Parenting and time-sharing agreements often encompass an array of topics which may arise when navigating the world of co-parenting. Often, the topics which come to mind first are time-sharing, child support, and parental responsibility. However, some of the less common issues can prove just as important when preempting disagreements and issues between the parties.
Florida Statute 61.30 dictates the terms and requirements surrounding retroactive child support. Retroactive, or otherwise known as “back-owed,” child support, can be ordered relative to a certain period of time.
Often attorneys are asked, “Is the Court able to make them pay my attorney’s fees?” Clients are often concerned whether or not the opposing side will be made to pay attorney’s fees or whether they will be made to do so for the other side.
Chapter 61 of Florida Statutes covers an array of topics that surround parenting issues, to include parental decision making for minor children. Every family and every case has a different set of circumstances but the consistent factor throughout the court’s consideration in a parenting plan is the best interests of the children. When it comes to parental responsibility, the best interests of the child vary from case to case.
Chapter 742.18 of Florida Statutes specifies the requirements for seeking a disestablishment of paternity or a termination of a child support obligation in circumstances wherein the male is not the biological father of the child.
Chapter 751 of Florida Statutes dictates the requirements for legal and temporary custody of a minor child by an extended family member.
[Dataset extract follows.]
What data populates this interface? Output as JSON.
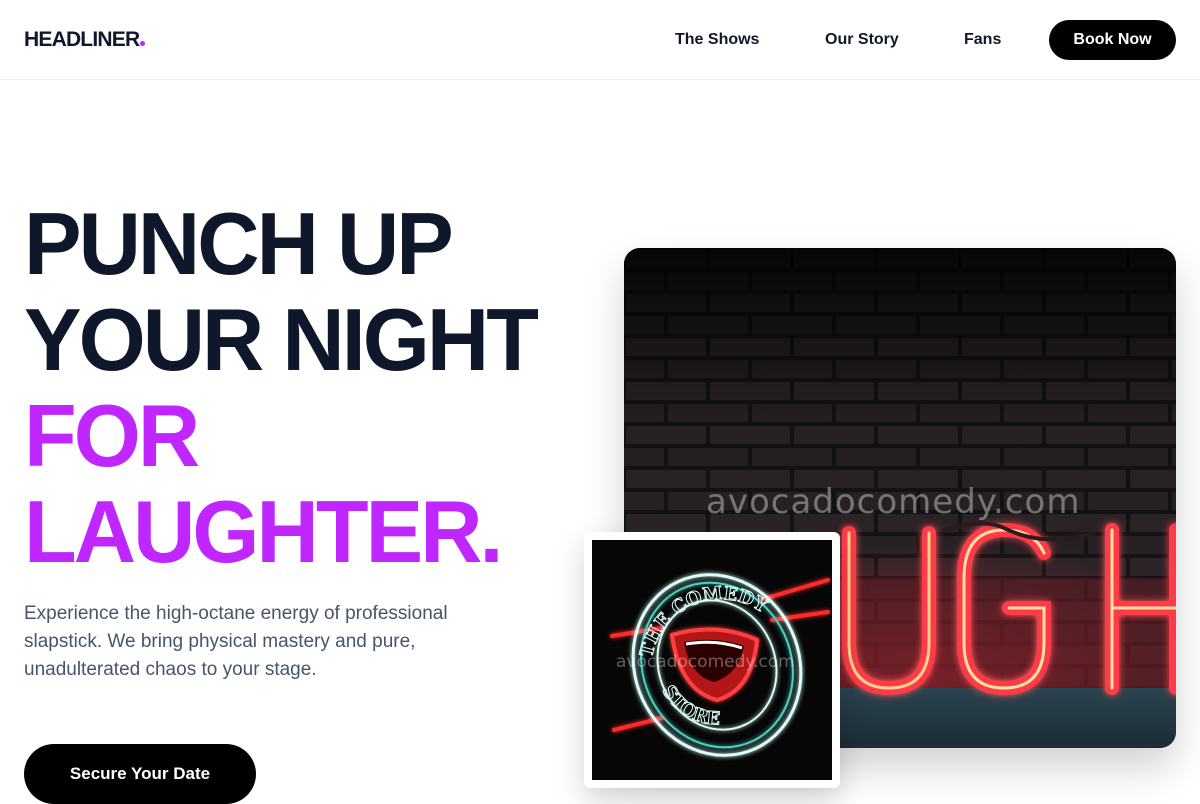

As reflected in Chapter 751, many minor children live with and are cared for by members of their extended families. However, what happens when that family member needs to take extended care of a minor child?
After utilizing the statutory guidelines to calculate an amount of child support, there are several other factors that the court may consider before ordering a final amount. Every case is different and it is important to have an informed litigator to help you determine which additional factors may be relevant to your case when determining child support.
Child support is, often, one of the most integral portions of a dissolution or paternity matter. The court is able to determine and order both temporary and permanent child support. As a result, it is important to know what is considered in determining child support and how to navigate your case accordingly.

An Injunction was Denied/Issued: What Can I Do Next? When a Judgment for an Injunction (A.K.A. “restraining order”) is issued against you or denied unfavorably, there can be many legal and personal pitfalls that follow. As the Petitioner, these can include safety concerns such as continued harassment, violence, or other negative behavior. As the Respondent, […]

Florida legislators are again proposing significant reforms to Florida’s alimony law. There is a new bill pending in the Florida legislature: Senate Bill 1796 (2022), which seeks to reform laws related to alimony and bifurcation of issues in a dissolution of marriage proceeding. As of January 26, 2022, it is still under review in the […]